The UK Government is calling for action following an ITV News investigation that showed the online retail giant is still destroying millions of items of unsold stock a year, most of it new.
A special investigation by ITV News has uncovered proof that Amazon is still destroying millions of items of unsold stock each year, the majority of it new, unused, and perfectly serviceable. Undercover filming carried out at the retailer’s Dunfermline fulfilment centre, one of 24 that operate across the UK, showed smart TVs, laptops, drones, hairdryers, headphones, computer drives, books and thousands of sealed face masks sorted into boxes marked for destruction.
A former employee told investigators: “From a Friday to a Friday our target was to generally destroy 130,000 items a week. I used to gasp. There’s no rhyme or reason to what gets destroyed: Dyson fans, Hoovers, the occasional MacBook and iPad; the other day, 20,000 Covid (face) masks still in their wrappers. Overall, 50% of all items are unopened and still in their shrink wrap. The other half are returns and in good condition. Staff have just become numb to what they are being asked to do.”
This is not the first time the issue has been highlighted. A investigation shown on the French TV channel M6 in 2019 found ‘lorry loads of goods’, including brand new toys, being dumped into landfill or incinerated. Suppliers told investigators that they were left with no choice but to pay Amazon to destroy the unsold products, citing a substantial difference in cost between that option or returning and storing the products; one supplier told reporters that he was charged £17 to return an item, but only 13p to destroy it. In the course of making the expose, investigators obtained official Amazon figures that showed that more than 3m new products were destroyed in France in 2019.
At the time, Amazon refused to answer questions about the destruction of goods within the UK. Last year, it then announced the launch of a new programme which it said would ‘allow its sellers to give away unsold and returned products to charity’.

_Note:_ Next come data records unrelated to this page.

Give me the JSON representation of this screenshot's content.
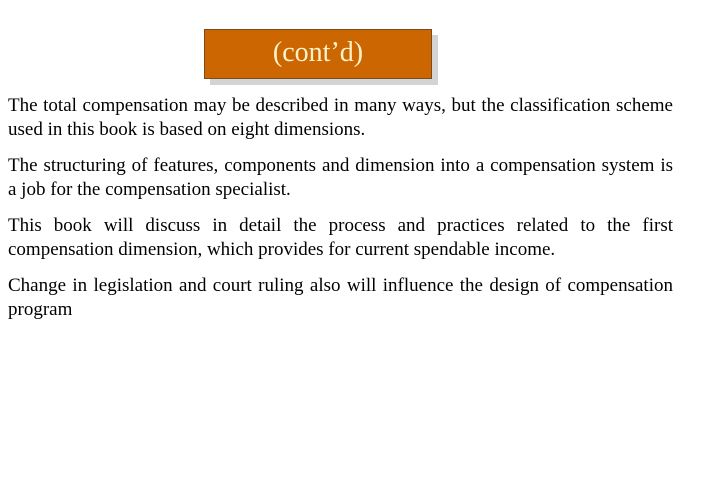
{
  "slide": {
    "title": "(cont’d)",
    "colors": {
      "title_background": "#cc6600",
      "title_text": "#fff3cc",
      "title_shadow": "#d4d4d4",
      "body_text": "#000000",
      "background": "#ffffff"
    },
    "paragraphs": [
      "The total compensation may be described in many ways, but the classification scheme used in this book is based on eight dimensions.",
      "The structuring of features, components and dimension into a compensation system is a job for the compensation specialist.",
      "This book will discuss in detail the process and practices related to the first compensation dimension, which provides for current spendable income.",
      "Change in legislation and court ruling also will influence the design of compensation program"
    ]
  }
}
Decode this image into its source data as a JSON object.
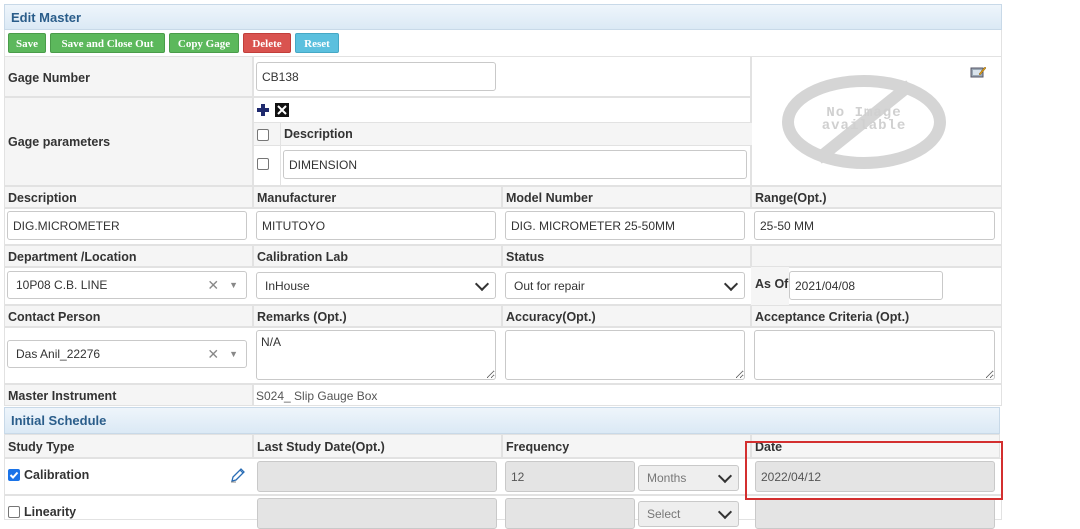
{
  "panel": {
    "title": "Edit Master"
  },
  "toolbar": {
    "save": "Save",
    "save_close": "Save and Close Out",
    "copy": "Copy Gage",
    "delete": "Delete",
    "reset": "Reset"
  },
  "gage_number": {
    "label": "Gage Number",
    "value": "CB138"
  },
  "gage_params": {
    "label": "Gage parameters",
    "col_header": "Description",
    "rows": [
      {
        "value": "DIMENSION"
      }
    ]
  },
  "image": {
    "text_line1": "No Image",
    "text_line2": "available"
  },
  "description": {
    "label": "Description",
    "value": "DIG.MICROMETER"
  },
  "manufacturer": {
    "label": "Manufacturer",
    "value": "MITUTOYO"
  },
  "model_number": {
    "label": "Model Number",
    "value": "DIG. MICROMETER 25-50MM"
  },
  "range": {
    "label": "Range(Opt.)",
    "value": "25-50 MM"
  },
  "department": {
    "label": "Department /Location",
    "value": "10P08 C.B. LINE"
  },
  "calibration_lab": {
    "label": "Calibration Lab",
    "value": "InHouse"
  },
  "status": {
    "label": "Status",
    "value": "Out for repair"
  },
  "as_of": {
    "label": "As Of",
    "value": "2021/04/08"
  },
  "contact_person": {
    "label": "Contact Person",
    "value": "Das Anil_22276"
  },
  "remarks": {
    "label": "Remarks (Opt.)",
    "value": "N/A"
  },
  "accuracy": {
    "label": "Accuracy(Opt.)",
    "value": ""
  },
  "acceptance": {
    "label": "Acceptance Criteria (Opt.)",
    "value": ""
  },
  "master_instrument": {
    "label": "Master Instrument",
    "value": "S024_ Slip Gauge Box"
  },
  "schedule": {
    "title": "Initial Schedule",
    "headers": {
      "study_type": "Study Type",
      "last_date": "Last Study Date(Opt.)",
      "frequency": "Frequency",
      "date": "Date"
    },
    "rows": [
      {
        "type": "Calibration",
        "checked": true,
        "last_date": "",
        "frequency": "12",
        "unit": "Months",
        "date": "2022/04/12"
      },
      {
        "type": "Linearity",
        "checked": false,
        "last_date": "",
        "frequency": "",
        "unit": "Select",
        "date": ""
      }
    ]
  },
  "colors": {
    "highlight": "#d32f2f"
  }
}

An Amazon spokesperson told the PA news agency that while the ITV News investigation followed lorries to a landfill site, no items are disposed of in that way. They commented: “No items are sent to landfill in the UK. As a last resort, we will send items to energy recovery, but we’re working hard to drive the number of times this happens down to zero. We are committed to reducing our environmental footprint and building a circular economy programme with the aim of reducing returns, reusing and reselling products, and reducing disposals.”
Commenting on the news, a spokesperson for the prime minister, Boris Johnson, said: “The business secretary has already spoken to Amazon on this issue. We absolutely want to see more re-use and recycling of products. We are looking at the regulations to see how we can increase re-use and recycling and make sure retailers take more responsibility for things like electrical goods.”
Social media is awash with comments, with many people asking why the items cannot be donated to charities and those in need, or sold at discount prices. One comment read: “There are plenty of good charities around that would work with Amazon to rehome these items rather than see them added to landfill. If this is representative of every fulfilment centre then Amazon needs to find a better way.”
The teenage environmental campaigner Greta Thunberg took to Twitter to voice her views, stating: “”A leaked document showed more than 124,000 items marked as ‘destroy’ in just a week.” This is just ONE warehouse. If you have a system where this possible – and even profitable – that’s a clear sign that something is fundamentally wrong.”